Well, not me. I say the damnedest things and unfortunately, Clare now knows all the words she--and I--should not say.
My mom, however, manages to say the most astonishing things, and their force is undiminished by their (mostly) G-ratedness.
While I'll stand by the last post, there is as you might guess a certain "rest of the story" that goes unreported. And while indeed that was the comment, I missed a great deal of its intent--as if I hadn't known that having a serious convo in a room full of small children enjoying (mostly) themselves very loudly was the sort of absurdity that farces are made of. Anyhow. The good thing is, we finished the truncated convo over the phone a couple days ago, with only poop in the bath and pee on the floor to complicate things.
So, though my mom is blessed (so she says) without giving a damn, sorry, darn, what anyone who might read this blog thinks about her, she was a bit peeved to come off as June Cleaver. Which she is not.
And that is true, and in the impossibly long version if the previous post (now deleted and only recoverable for those with supergeek skills), I had a long paragraph reflecting on what it is I learned from my mom as she negotiated these matters herself.
And what I learned was that, like me, my mom believes that being a good parent to your children is your most important priority, and at the same time, is a woman of intellect and drive and vision that she requires a context larger than the four walls of her own house to operate in. When my mom began, after her years as SAHM with the three of us, her professional life in education, I watched her work hard, receive professional recognition, and enjoy seeing that what she did was significant in people's lives. She's still doing that. My mom is one of those teachers that grown people with their own kids walk up to and say, "do you remember me?"

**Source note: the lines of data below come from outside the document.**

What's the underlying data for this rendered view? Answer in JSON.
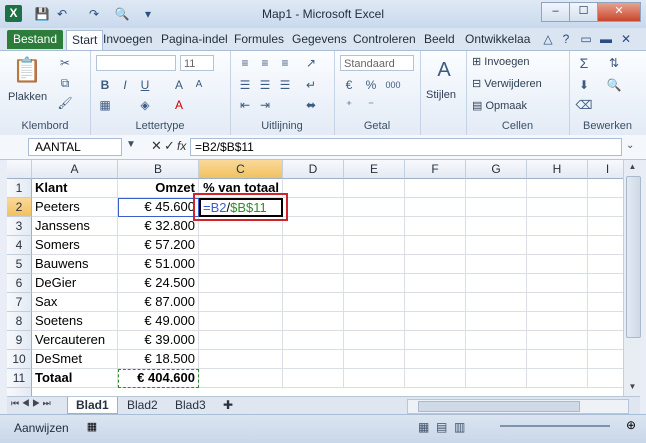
{
  "window": {
    "title": "Map1 - Microsoft Excel",
    "minimize": "–",
    "maximize": "☐",
    "close": "✕"
  },
  "tabs": [
    "Bestand",
    "Start",
    "Invoegen",
    "Pagina-indel",
    "Formules",
    "Gegevens",
    "Controleren",
    "Beeld",
    "Ontwikkelaa"
  ],
  "ribbon": {
    "klembord": {
      "label": "Klembord",
      "plakken": "Plakken"
    },
    "lettertype": {
      "label": "Lettertype",
      "font_size": "11",
      "bold": "B",
      "italic": "I",
      "underline": "U"
    },
    "uitlijning": {
      "label": "Uitlijning"
    },
    "getal": {
      "label": "Getal",
      "format": "Standaard",
      "currency": "€",
      "percent": "%",
      "thousands": "000"
    },
    "stijlen": {
      "label": "Stijlen"
    },
    "cellen": {
      "label": "Cellen",
      "invoegen": "Invoegen",
      "verwijderen": "Verwijderen",
      "opmaak": "Opmaak"
    },
    "bewerken": {
      "label": "Bewerken",
      "sum": "Σ"
    }
  },
  "formula_bar": {
    "namebox": "AANTAL",
    "fx": "fx",
    "formula": "=B2/$B$11"
  },
  "columns": [
    "A",
    "B",
    "C",
    "D",
    "E",
    "F",
    "G",
    "H",
    "I"
  ],
  "rows": [
    {
      "n": "1",
      "a": "Klant",
      "b": "Omzet",
      "c": "% van totaal"
    },
    {
      "n": "2",
      "a": "Peeters",
      "b": "€ 45.600",
      "c": ""
    },
    {
      "n": "3",
      "a": "Janssens",
      "b": "€ 32.800",
      "c": ""
    },
    {
      "n": "4",
      "a": "Somers",
      "b": "€ 57.200",
      "c": ""
    },
    {
      "n": "5",
      "a": "Bauwens",
      "b": "€ 51.000",
      "c": ""
    },
    {
      "n": "6",
      "a": "DeGier",
      "b": "€ 24.500",
      "c": ""
    },
    {
      "n": "7",
      "a": "Sax",
      "b": "€ 87.000",
      "c": ""
    },
    {
      "n": "8",
      "a": "Soetens",
      "b": "€ 49.000",
      "c": ""
    },
    {
      "n": "9",
      "a": "Vercauteren",
      "b": "€ 39.000",
      "c": ""
    },
    {
      "n": "10",
      "a": "DeSmet",
      "b": "€ 18.500",
      "c": ""
    },
    {
      "n": "11",
      "a": "Totaal",
      "b": "€ 404.600",
      "c": ""
    }
  ],
  "editing_cell": {
    "part1": "=B2",
    "part2": "/",
    "part3": "$B$11"
  },
  "sheets": [
    "Blad1",
    "Blad2",
    "Blad3"
  ],
  "status": {
    "mode": "Aanwijzen"
  }
}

I didn't have June Cleaver as a mom. I had someone a damn, er, darn sight better.
Even if she does say the darnedest things sometimes.